I am a good mom, but I am not a perfect one. Motherhood has made me a better person, but therein lies the problem–I am not innately the best person, much less a perfect one. I firmly believe that parenting is not about making the right choice, it’s about making the best choice in that moment, for that moment. I believe this because I think there are a lot of choices that can be right or wrong depending on your situation, your child, and your moment.
Well, here they are–the seven choices I make every day that people complain about.
1. I don’t just let J help with Cub, I made it part of his daily responsibilities.
I know these two will go through phases where they aren’t friends, but I want J to understand that not getting along, not being friends doesn’t change his role as big brother.
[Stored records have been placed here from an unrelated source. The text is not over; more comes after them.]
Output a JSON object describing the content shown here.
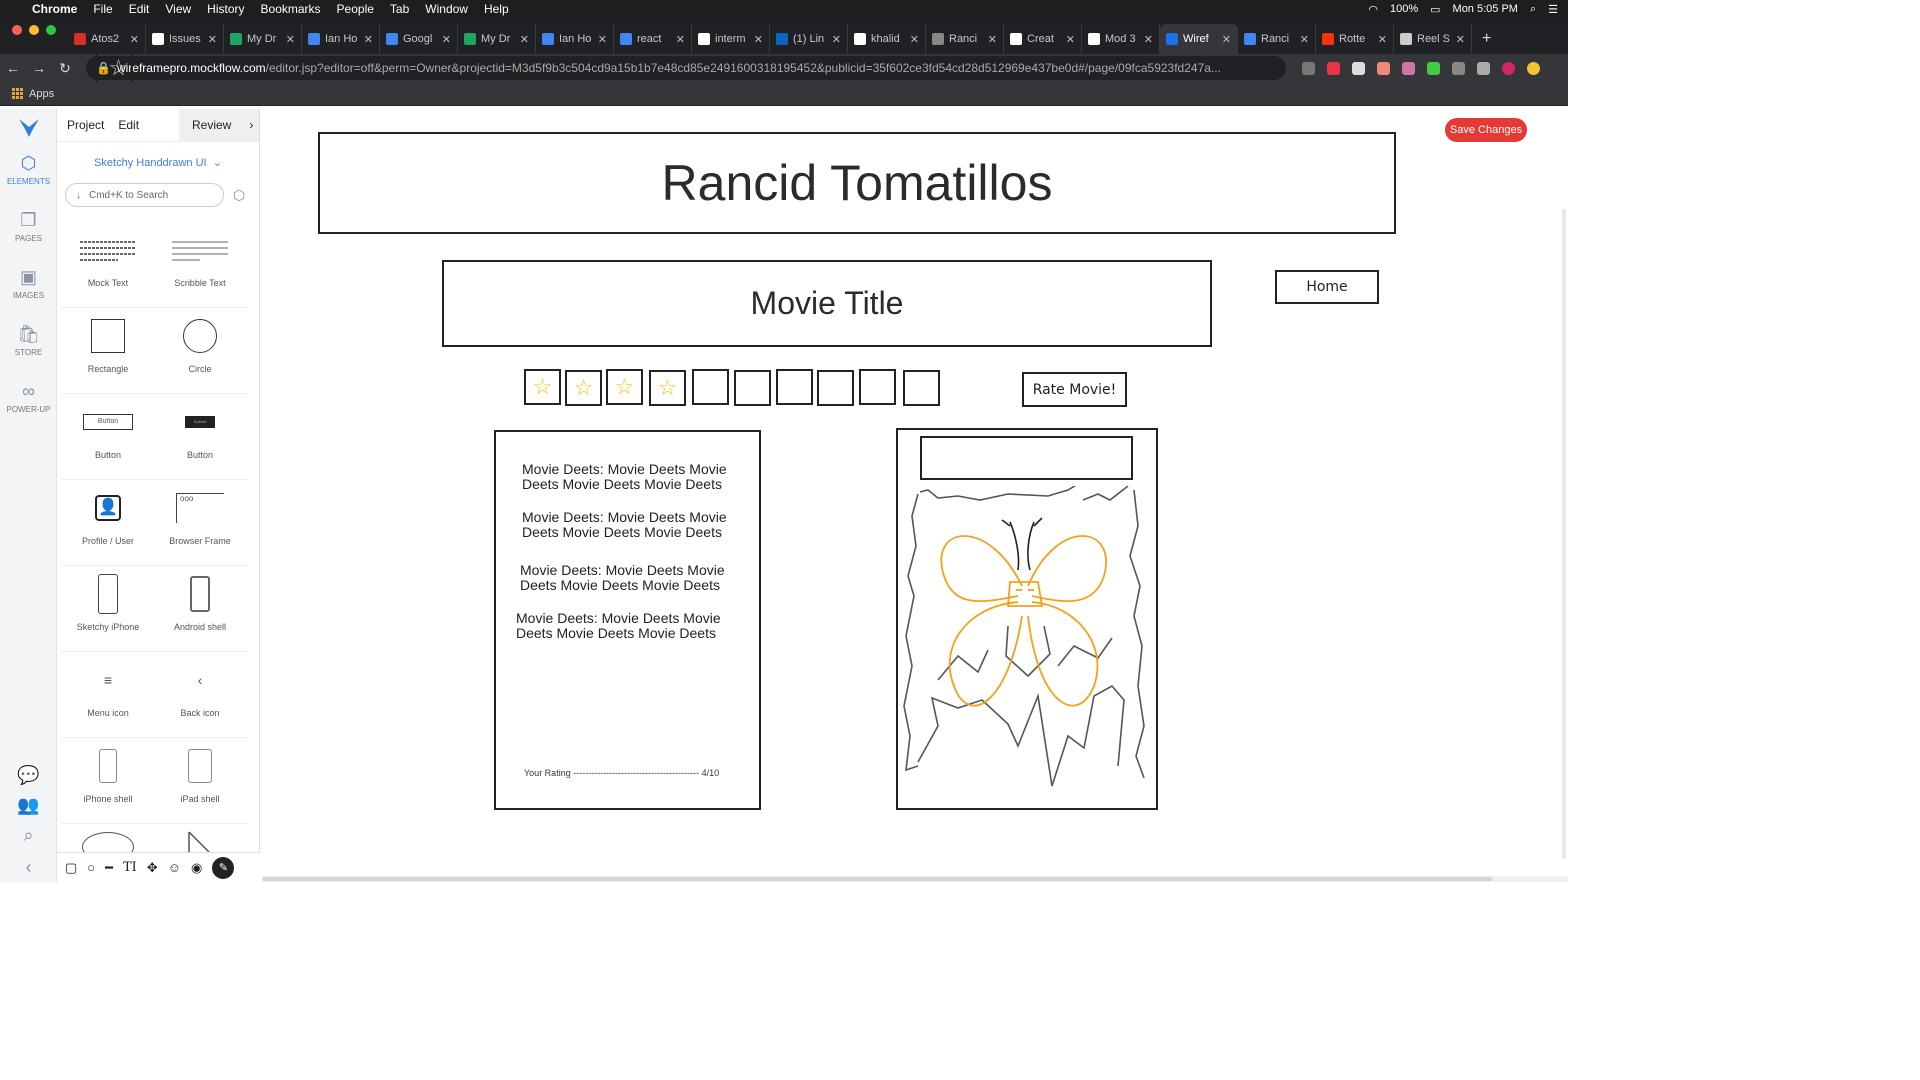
{
  "menubar": {
    "app": "Chrome",
    "items": [
      "File",
      "Edit",
      "View",
      "History",
      "Bookmarks",
      "People",
      "Tab",
      "Window",
      "Help"
    ],
    "battery": "100%",
    "clock": "Mon 5:05 PM"
  },
  "tabs": [
    {
      "label": "Atos2",
      "color": "#d93025"
    },
    {
      "label": "Issues",
      "color": "#ffffff"
    },
    {
      "label": "My Dr",
      "color": "#1fa463"
    },
    {
      "label": "Ian Ho",
      "color": "#4285f4"
    },
    {
      "label": "Googl",
      "color": "#4285f4"
    },
    {
      "label": "My Dr",
      "color": "#1fa463"
    },
    {
      "label": "Ian Ho",
      "color": "#4285f4"
    },
    {
      "label": "react",
      "color": "#4285f4"
    },
    {
      "label": "interm",
      "color": "#ffffff"
    },
    {
      "label": "(1) Lin",
      "color": "#0a66c2"
    },
    {
      "label": "khalid",
      "color": "#ffffff"
    },
    {
      "label": "Ranci",
      "color": "#888888"
    },
    {
      "label": "Creat",
      "color": "#ffffff"
    },
    {
      "label": "Mod 3",
      "color": "#ffffff"
    },
    {
      "label": "Wiref",
      "color": "#1a73e8",
      "active": true
    },
    {
      "label": "Ranci",
      "color": "#4285f4"
    },
    {
      "label": "Rotte",
      "color": "#fa320a"
    },
    {
      "label": "Reel S",
      "color": "#cccccc"
    }
  ],
  "address": {
    "host": "wireframepro.mockflow.com",
    "path": "/editor.jsp?editor=off&perm=Owner&projectid=M3d5f9b3c504cd9a15b1b7e48cd85e2491600318195452&publicid=35f602ce3fd54cd28d512969e437be0d#/page/09fca5923fd247a..."
  },
  "bookmarks": {
    "apps": "Apps"
  },
  "rail": [
    {
      "label": "ELEMENTS",
      "icon": "cube-icon",
      "glyph": "⬡",
      "active": true
    },
    {
      "label": "PAGES",
      "icon": "pages-icon",
      "glyph": "❐"
    },
    {
      "label": "IMAGES",
      "icon": "images-icon",
      "glyph": "▣"
    },
    {
      "label": "STORE",
      "icon": "store-icon",
      "glyph": "🛍"
    },
    {
      "label": "POWER-UP",
      "icon": "infinity-icon",
      "glyph": "∞"
    }
  ],
  "panel": {
    "project": "Project",
    "edit": "Edit",
    "review": "Review",
    "library": "Sketchy Handdrawn UI",
    "search_placeholder": "Cmd+K to Search",
    "elements": [
      "Mock Text",
      "Scribble Text",
      "Rectangle",
      "Circle",
      "Button",
      "Button",
      "Profile / User",
      "Browser Frame",
      "Sketchy iPhone",
      "Android shell",
      "Menu icon",
      "Back icon",
      "iPhone shell",
      "iPad shell"
    ],
    "thumb_button_text": "Button",
    "thumb_button2_text": "Submit"
  },
  "canvas": {
    "save_label": "Save Changes",
    "site_title": "Rancid Tomatillos",
    "movie_title": "Movie Title",
    "home_label": "Home",
    "rate_label": "Rate Movie!",
    "stars_total": 10,
    "stars_filled": 4,
    "details": [
      "Movie Deets: Movie Deets Movie Deets Movie Deets Movie Deets",
      "Movie Deets: Movie Deets Movie Deets Movie Deets Movie Deets",
      "Movie Deets: Movie Deets Movie Deets Movie Deets Movie Deets",
      "Movie Deets: Movie Deets Movie Deets Movie Deets Movie Deets"
    ],
    "rating_label": "Your Rating",
    "rating_value": "4/10",
    "accent": "#e53935",
    "flower_color": "#f5a01a"
  }
}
It is important to me that he knows it is his responsibility to look after the little ones. It is his job to be the person they can turn to-no matter what. Regardless of how it makes other people feel, this is one choice I would never change.
2. I rarely let the kids get messy.
Squishy freaks me out. Enough said.
3. I use time out.
Some people say it’s ineffective. I say, it’s a much-needed break for both the kids and me to calm down.
4. I hover.
“Overprotective,” “helicopter mom,” “strict.” These are just some of the things I’ve been called. Deciding to homeschool only cemented that belief in my critics’ minds. I guess it does seem extreme to pull a kid out of school over the mismanagement of a moderate allergy, but it isn’t. And as far as being strict, I do expect even more of my kids when we are in public or in some one else’s home, but that’s how I was raised. I know that when my parents were told how polite I was how or how well-behaved that it not only made them happy, but it made me feel proud too. I want that standard for my kids.
5. We veg out in front of the TV.
Sometimes for a whole day. (*Gasp*)
6. I set the bar high.
Kids are often capable of more than we give them credit for. Setting the bar high lets them know that I expect their best. This only works because I also take care to learn the appropriate mental, emotional, and physical limits for their ages. I don’t expect more than they are capable of, but I do want them to reach for that “best” every time.
7. I don’t let them whine.
I have actually said to the kids, “I don’t care why you’re crying. Do it in your room.” Keep in mind, this is only used when I know they have nothing to be whining about.
There you have it. I also do things like breastfeed, cloth diaper and let my kids cry themselves to sleep (when they’re throwing a fit). I answer difficult questions as honestly as possible for their age. We don’t do Santa, etc. I would never, ever, ever let the kids co-sleep. (If they are sick, I’m happy to sit up on the couch with them. If they are sad or scared, I will comfort them in their room, but my bed is for me and my husband. It’s the only precious rectangle of space we can claim as ours.) I admit to my kids when I’ve made a mistake and I apologize.
Here’s what’s great though–I don’t think you have to parent like me to be a good parent.
What are some things you face criticism for? Does it make you reconsider?